The material is gathered and explained in interactive reports built in HTML5, published on the websites of Rutas del Conflicto (Routes of the Conflict), Colombia2020 by El Espectador and La Paz en Terreno, as well as in radio and print.
What was the hardest part of this project?
When community leaders are asked how others can contribute to the protection of their lives, they have repeated the answer in every possible public platform: by responsibly making their situation visible. The experience of La Paz en el Terreno has shown us that showcasing the leadership of some attacked Human Rights defenders can work as a protection measure, but it is something that must be done with great care and responsibly handled information.
In most cases, we exercise anonymity, reliable contact channels and physical, digital, emotional and gender-sensitive security protocols. The Foundation for Press Freedom has endorsed these protocols. In this way, we shield the security of our journalists, allies and sources.
On the other hand, due to the contexts of violence and inequality that surround the majority of community leaders, there are great difficulties in obtaining information, not only for security reasons but also because of the difficult access to communities, often far from the big cities. There, the collaboration of allies such as local social organizations and organizations from international cooperation has been key. They have a long history working with these populations, a wide recognition in these regions and are an important source of trust. These organizations have served as a bridge between us and groups of community leaders.
Another major challenge to accomplish this work in 2020 was the COVID-19 pandemic. Given the impossibility of meeting in person with our sources in the first months of the pandemic, it was necessary to adapt the methodology of the cartographic workshops to the virtual plane. Once the emergency somehow diminished, we were able to travel and meet, but keeping the respective biosecurity measures.
What can others learn from this project?
A belief that we share with many colleagues around the world is that journalism must go beyond reporting what is happening; it must also be deeply committed to social change. This project seeks to be useful for the dignity and recognition of the victims of the armed conflict, as well as an active agent in the construction of peace.
In particular, this project teaches that:
- There are tools for social research, typical of Humanities and Social Sciences, that can be extremely useful for journalism, especially when it seeks to closely understand the voices and views of those who generally do not participate in the public sphere, like victims. One of these is social cartography, which proves quite valuable for journalistic research aimed to understand the territory through the eyes of our sources, identify and rethink social problems through maps, images and stories, and involve the protagonists of the stories in the construction of their own information. All of this material can also be subject to data journalism techniques, as we do in our work.
- If we are small, it will always be better to find allies. This journalistic alliance shows that the union between journalistic projects that have similar interests can produce relevant and useful synergies for people. Rutas del Conflicto is a specialized media-outlet in research and data journalism and Colombia2020 covers day to day news and has a range of reach of tens of thousands of people. Both projects saw the need to come together to monitor violence against communitarian leaders, one of the most critical issues in terms of serious Human Rights violations in the country today.
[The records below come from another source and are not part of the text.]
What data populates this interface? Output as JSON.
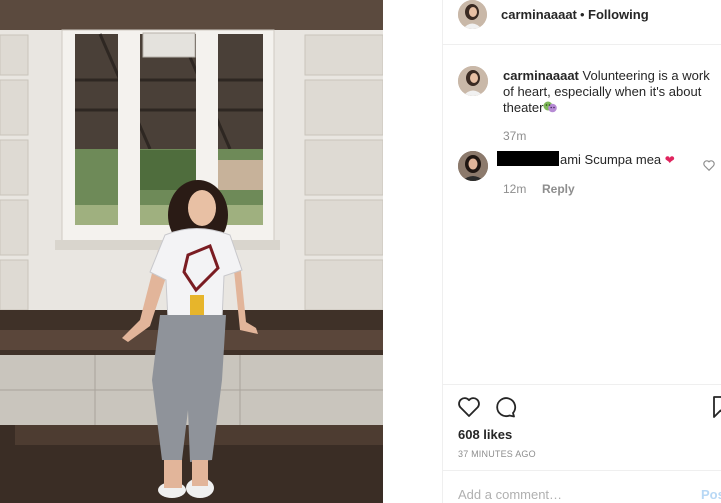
{
  "post": {
    "photo_alt": "",
    "header": {
      "username": "carminaaaat",
      "separator": "•",
      "follow_status": "Following"
    },
    "caption": {
      "username": "carminaaaat",
      "text": "Volunteering is a work of heart, especially when it's about theater",
      "emoji": "theater-masks-icon",
      "time": "37m"
    },
    "comments": [
      {
        "username_redacted": true,
        "text": "ami Scumpa mea",
        "emoji": "❤",
        "time": "12m",
        "reply_label": "Reply"
      }
    ],
    "actions": {
      "likes": "608 likes",
      "time_ago": "37 MINUTES AGO"
    },
    "add_comment": {
      "placeholder": "Add a comment…",
      "post_label": "Post"
    }
  },
  "colors": {
    "text": "#262626",
    "muted": "#8e8e8e",
    "heart": "#e0245e",
    "post_disabled": "#b8d8f5",
    "border": "#efefef"
  }
}
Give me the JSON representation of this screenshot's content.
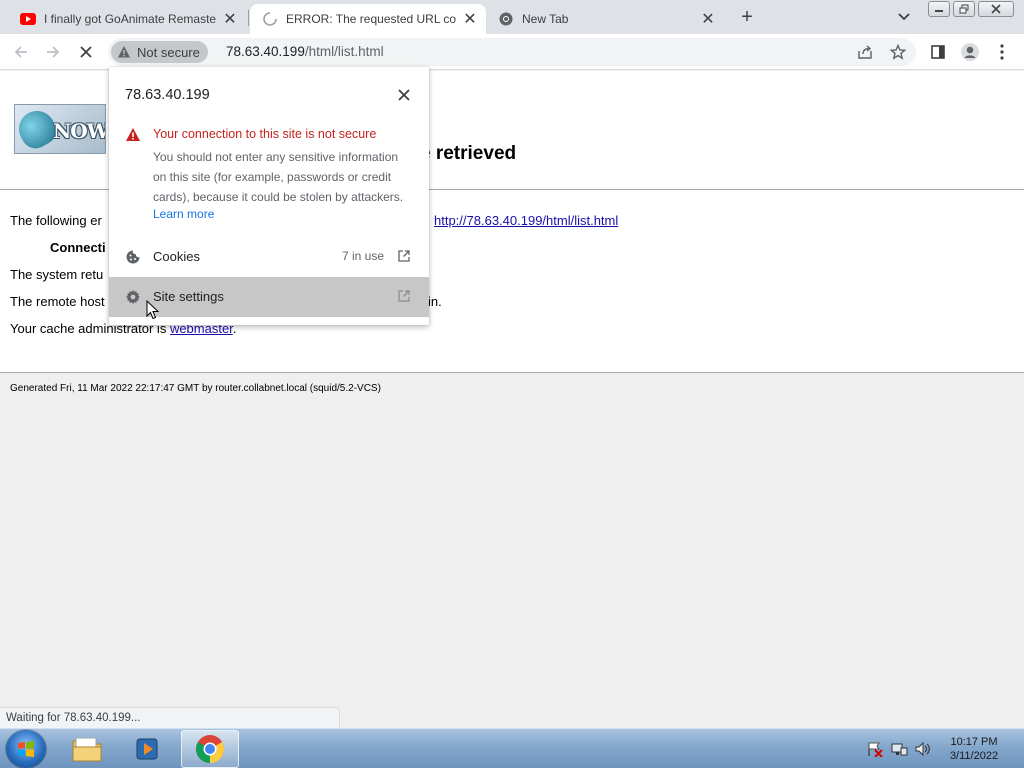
{
  "tabs": [
    {
      "title": "I finally got GoAnimate Remastered",
      "favicon": "youtube-icon"
    },
    {
      "title": "ERROR: The requested URL could not be retrieved",
      "favicon": "loading-spinner-icon"
    },
    {
      "title": "New Tab",
      "favicon": "chrome-icon"
    }
  ],
  "toolbar": {
    "security_chip": "Not secure",
    "url_host": "78.63.40.199",
    "url_path": "/html/list.html"
  },
  "page": {
    "error_title_visible": "e retrieved",
    "line1_prefix": "The following er",
    "line1_link": "http://78.63.40.199/html/list.html",
    "line2_bold": "Connecti",
    "line3": "The system retu",
    "line4_prefix": "The remote host",
    "line4_suffix": "in.",
    "line5_prefix": "Your cache administrator is ",
    "line5_link": "webmaster",
    "line5_suffix": ".",
    "generated": "Generated Fri, 11 Mar 2022 22:17:47 GMT by router.collabnet.local (squid/5.2-VCS)"
  },
  "popup": {
    "host": "78.63.40.199",
    "warning_title": "Your connection to this site is not secure",
    "warning_body": "You should not enter any sensitive information on this site (for example, passwords or credit cards), because it could be stolen by attackers.",
    "learn_more": "Learn more",
    "cookies_label": "Cookies",
    "cookies_count": "7 in use",
    "site_settings_label": "Site settings"
  },
  "status_bar": "Waiting for 78.63.40.199...",
  "taskbar": {
    "time": "10:17 PM",
    "date": "3/11/2022"
  },
  "colors": {
    "warning_red": "#c5221f",
    "link_blue": "#1a73e8",
    "tabstrip": "#dee1e6"
  }
}
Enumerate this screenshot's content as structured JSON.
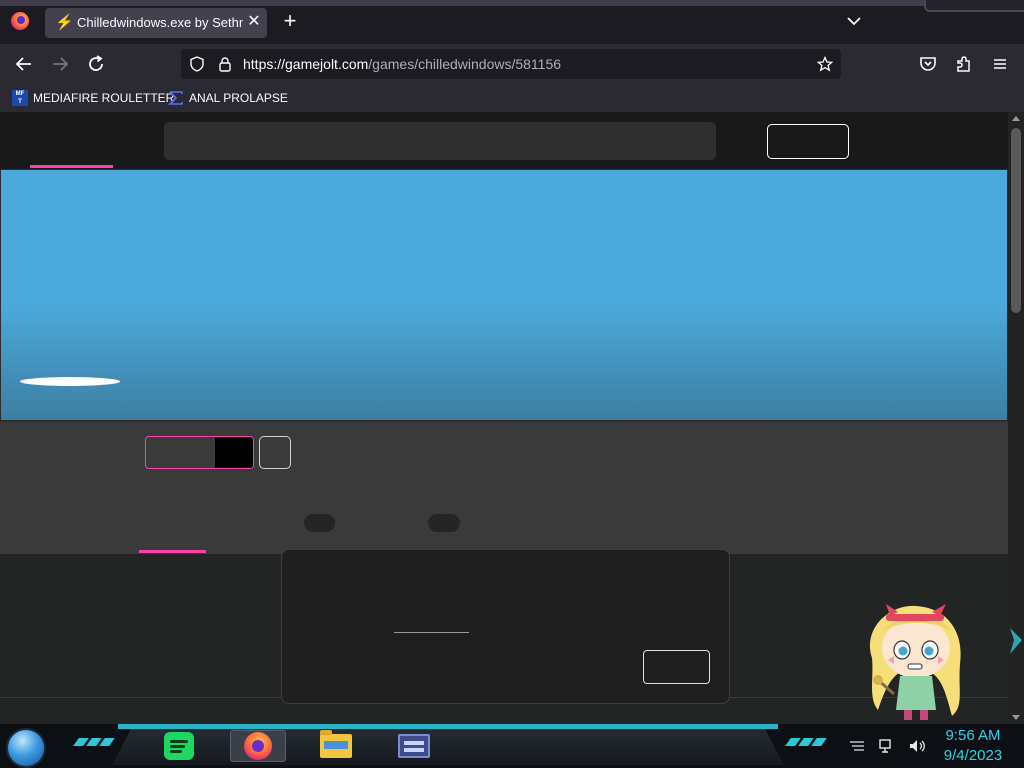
{
  "browser": {
    "tab": {
      "title": "Chilledwindows.exe by Sethnoo",
      "favicon": "gamejolt-bolt-icon"
    },
    "url": {
      "host": "https://gamejolt.com",
      "path": "/games/chilledwindows/581156"
    },
    "bookmarks": [
      {
        "label": "MEDIAFIRE ROULETTER",
        "icon": "mediafire-icon"
      },
      {
        "label": "ANAL PROLAPSE",
        "icon": "sigma-icon"
      }
    ]
  },
  "taskbar": {
    "clock": {
      "time": "9:56 AM",
      "date": "9/4/2023"
    },
    "apps": [
      "spotify",
      "firefox",
      "file-explorer",
      "media-player"
    ]
  },
  "colors": {
    "accent_pink": "#ff3fac",
    "banner_blue": "#4ba8da",
    "taskbar_cyan": "#2fc4d6"
  }
}
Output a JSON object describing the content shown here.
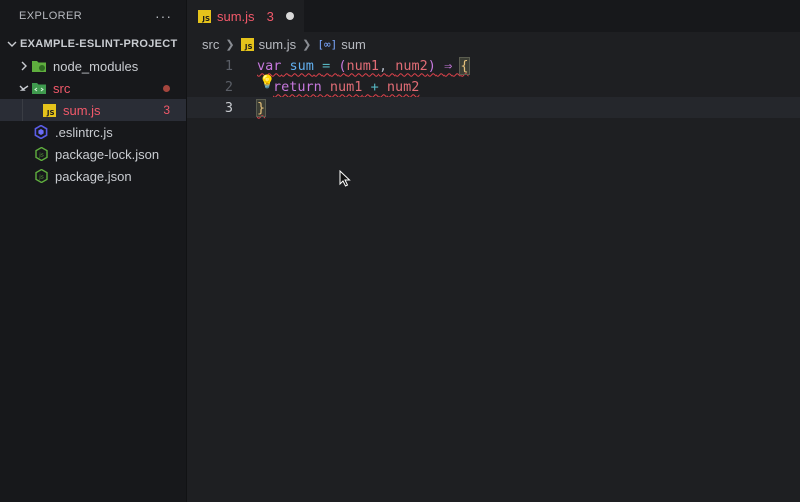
{
  "sidebar": {
    "title": "EXPLORER",
    "more": "···",
    "project": "EXAMPLE-ESLINT-PROJECT",
    "items": [
      {
        "label": "node_modules"
      },
      {
        "label": "src"
      },
      {
        "label": "sum.js",
        "badge": "3"
      },
      {
        "label": ".eslintrc.js"
      },
      {
        "label": "package-lock.json"
      },
      {
        "label": "package.json"
      }
    ]
  },
  "tab": {
    "icon_text": "JS",
    "name": "sum.js",
    "count": "3"
  },
  "breadcrumb": {
    "folder": "src",
    "file": "sum.js",
    "symbol": "sum"
  },
  "editor": {
    "line_numbers": [
      "1",
      "2",
      "3"
    ],
    "line1": {
      "kw": "var",
      "name": "sum",
      "eq": "=",
      "open": "(",
      "p1": "num1",
      "comma": ",",
      "p2": "num2",
      "close": ")",
      "arrow": "⇒",
      "brace": "{"
    },
    "line2": {
      "kw": "return",
      "a": "num1",
      "op": "+",
      "b": "num2"
    },
    "line3": {
      "brace": "}"
    }
  },
  "colors": {
    "accent": "#f1596a",
    "js_badge": "#e5c31b",
    "keyword": "#c678dd",
    "function": "#61afef",
    "param": "#e06c75"
  }
}
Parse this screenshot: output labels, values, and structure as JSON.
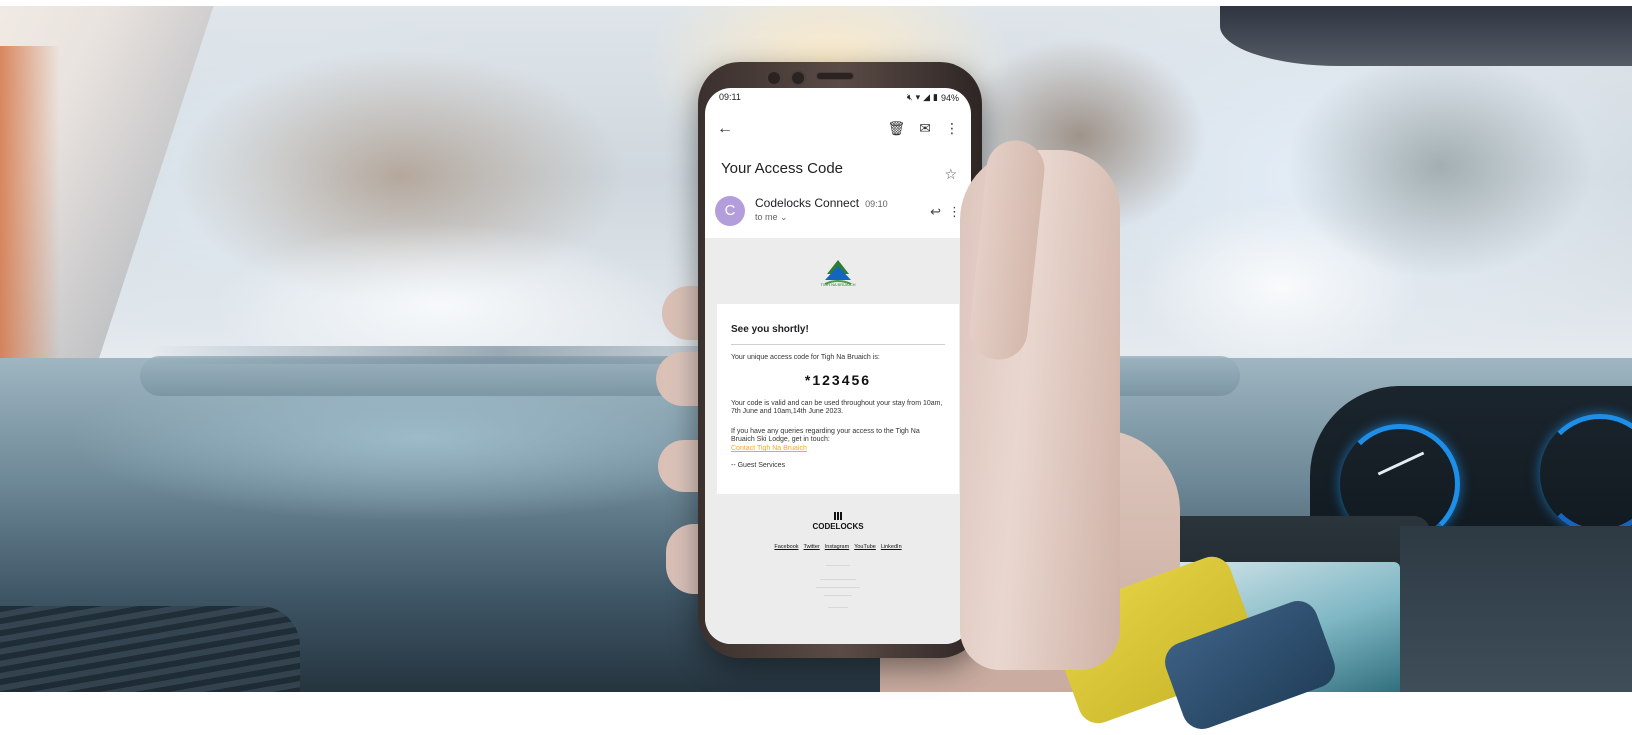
{
  "status_bar": {
    "time": "09:11",
    "battery": "94%"
  },
  "email": {
    "subject": "Your Access Code",
    "avatar_letter": "C",
    "sender": "Codelocks Connect",
    "sent_time": "09:10",
    "recipient": "to me"
  },
  "body": {
    "logo_caption": "TIGH NA BRUAICH",
    "heading": "See you shortly!",
    "intro": "Your unique access code for Tigh Na Bruaich is:",
    "code": "*123456",
    "validity": "Your code is valid and can be used throughout your stay from 10am, 7th June and 10am,14th June 2023.",
    "queries": "If you have any queries regarding your access to the Tigh Na Bruaich Ski Lodge, get in touch:",
    "contact_link": "Contact Tigh Na Bruaich",
    "signoff": "-- Guest Services"
  },
  "footer": {
    "brand": "CODELOCKS",
    "links": [
      "Facebook",
      "Twitter",
      "Instagram",
      "YouTube",
      "LinkedIn"
    ]
  },
  "icons": [
    "back-arrow-icon",
    "delete-icon",
    "mail-icon",
    "more-vert-icon",
    "star-icon",
    "reply-icon",
    "chevron-down-icon"
  ],
  "colors": {
    "avatar": "#b39ddb",
    "link": "#f9a825",
    "logo_green": "#2e7d32",
    "logo_blue": "#1565c0"
  }
}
- After treating the information, you should give it back to the sources. The booklets are sent to the leaders and their communities.
- A pandemic cannot stop good journalism.